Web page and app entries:
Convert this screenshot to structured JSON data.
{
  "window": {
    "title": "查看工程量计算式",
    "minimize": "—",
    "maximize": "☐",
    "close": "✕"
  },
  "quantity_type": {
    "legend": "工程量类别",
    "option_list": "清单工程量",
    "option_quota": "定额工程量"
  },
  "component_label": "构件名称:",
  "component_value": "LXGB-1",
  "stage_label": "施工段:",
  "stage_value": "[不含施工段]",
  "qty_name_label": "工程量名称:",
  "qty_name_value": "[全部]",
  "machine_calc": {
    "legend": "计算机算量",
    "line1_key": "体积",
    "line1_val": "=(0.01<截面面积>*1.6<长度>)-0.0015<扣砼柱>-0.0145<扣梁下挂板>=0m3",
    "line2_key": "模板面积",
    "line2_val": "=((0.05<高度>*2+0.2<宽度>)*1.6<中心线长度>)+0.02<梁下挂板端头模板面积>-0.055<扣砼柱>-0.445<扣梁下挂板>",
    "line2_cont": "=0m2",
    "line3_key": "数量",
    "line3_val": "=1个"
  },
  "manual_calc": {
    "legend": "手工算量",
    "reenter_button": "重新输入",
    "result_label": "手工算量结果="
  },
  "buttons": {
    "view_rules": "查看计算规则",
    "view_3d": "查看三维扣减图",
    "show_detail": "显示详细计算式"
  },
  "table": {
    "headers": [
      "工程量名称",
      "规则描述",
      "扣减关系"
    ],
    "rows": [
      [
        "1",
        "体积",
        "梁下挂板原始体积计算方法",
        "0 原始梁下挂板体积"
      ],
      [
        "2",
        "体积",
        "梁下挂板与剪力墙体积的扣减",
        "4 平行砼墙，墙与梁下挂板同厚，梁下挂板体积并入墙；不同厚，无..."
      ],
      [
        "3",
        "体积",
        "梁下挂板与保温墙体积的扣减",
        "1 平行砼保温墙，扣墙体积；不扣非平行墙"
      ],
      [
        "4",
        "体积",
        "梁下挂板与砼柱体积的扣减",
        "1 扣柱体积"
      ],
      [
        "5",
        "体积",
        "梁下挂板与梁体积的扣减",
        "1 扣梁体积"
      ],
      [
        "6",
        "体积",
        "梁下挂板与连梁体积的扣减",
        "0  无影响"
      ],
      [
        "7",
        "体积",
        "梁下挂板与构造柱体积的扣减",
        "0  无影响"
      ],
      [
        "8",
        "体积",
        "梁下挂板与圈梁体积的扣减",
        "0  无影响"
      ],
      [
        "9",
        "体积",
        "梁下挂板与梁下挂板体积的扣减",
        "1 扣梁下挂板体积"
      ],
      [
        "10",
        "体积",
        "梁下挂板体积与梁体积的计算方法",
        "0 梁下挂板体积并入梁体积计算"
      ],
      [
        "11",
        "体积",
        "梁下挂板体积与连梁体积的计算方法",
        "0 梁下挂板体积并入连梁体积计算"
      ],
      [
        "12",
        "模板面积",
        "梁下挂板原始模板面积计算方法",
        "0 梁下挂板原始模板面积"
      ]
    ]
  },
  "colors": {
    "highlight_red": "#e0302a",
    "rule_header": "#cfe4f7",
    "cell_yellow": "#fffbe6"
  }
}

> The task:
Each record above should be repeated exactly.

> Output below:
Convert this screenshot to structured JSON data.
{
  "window": {
    "title": "查看工程量计算式",
    "minimize": "—",
    "maximize": "☐",
    "close": "✕"
  },
  "quantity_type": {
    "legend": "工程量类别",
    "option_list": "清单工程量",
    "option_quota": "定额工程量"
  },
  "component_label": "构件名称:",
  "component_value": "LXGB-1",
  "stage_label": "施工段:",
  "stage_value": "[不含施工段]",
  "qty_name_label": "工程量名称:",
  "qty_name_value": "[全部]",
  "machine_calc": {
    "legend": "计算机算量",
    "line1_key": "体积",
    "line1_val": "=(0.01<截面面积>*1.6<长度>)-0.0015<扣砼柱>-0.0145<扣梁下挂板>=0m3",
    "line2_key": "模板面积",
    "line2_val": "=((0.05<高度>*2+0.2<宽度>)*1.6<中心线长度>)+0.02<梁下挂板端头模板面积>-0.055<扣砼柱>-0.445<扣梁下挂板>",
    "line2_cont": "=0m2",
    "line3_key": "数量",
    "line3_val": "=1个"
  },
  "manual_calc": {
    "legend": "手工算量",
    "reenter_button": "重新输入",
    "result_label": "手工算量结果="
  },
  "buttons": {
    "view_rules": "查看计算规则",
    "view_3d": "查看三维扣减图",
    "show_detail": "显示详细计算式"
  },
  "table": {
    "headers": [
      "工程量名称",
      "规则描述",
      "扣减关系"
    ],
    "rows": [
      [
        "1",
        "体积",
        "梁下挂板原始体积计算方法",
        "0 原始梁下挂板体积"
      ],
      [
        "2",
        "体积",
        "梁下挂板与剪力墙体积的扣减",
        "4 平行砼墙，墙与梁下挂板同厚，梁下挂板体积并入墙；不同厚，无..."
      ],
      [
        "3",
        "体积",
        "梁下挂板与保温墙体积的扣减",
        "1 平行砼保温墙，扣墙体积；不扣非平行墙"
      ],
      [
        "4",
        "体积",
        "梁下挂板与砼柱体积的扣减",
        "1 扣柱体积"
      ],
      [
        "5",
        "体积",
        "梁下挂板与梁体积的扣减",
        "1 扣梁体积"
      ],
      [
        "6",
        "体积",
        "梁下挂板与连梁体积的扣减",
        "0  无影响"
      ],
      [
        "7",
        "体积",
        "梁下挂板与构造柱体积的扣减",
        "0  无影响"
      ],
      [
        "8",
        "体积",
        "梁下挂板与圈梁体积的扣减",
        "0  无影响"
      ],
      [
        "9",
        "体积",
        "梁下挂板与梁下挂板体积的扣减",
        "1 扣梁下挂板体积"
      ],
      [
        "10",
        "体积",
        "梁下挂板体积与梁体积的计算方法",
        "0 梁下挂板体积并入梁体积计算"
      ],
      [
        "11",
        "体积",
        "梁下挂板体积与连梁体积的计算方法",
        "0 梁下挂板体积并入连梁体积计算"
      ],
      [
        "12",
        "模板面积",
        "梁下挂板原始模板面积计算方法",
        "0 梁下挂板原始模板面积"
      ]
    ]
  },
  "colors": {
    "highlight_red": "#e0302a",
    "rule_header": "#cfe4f7",
    "cell_yellow": "#fffbe6"
  }
}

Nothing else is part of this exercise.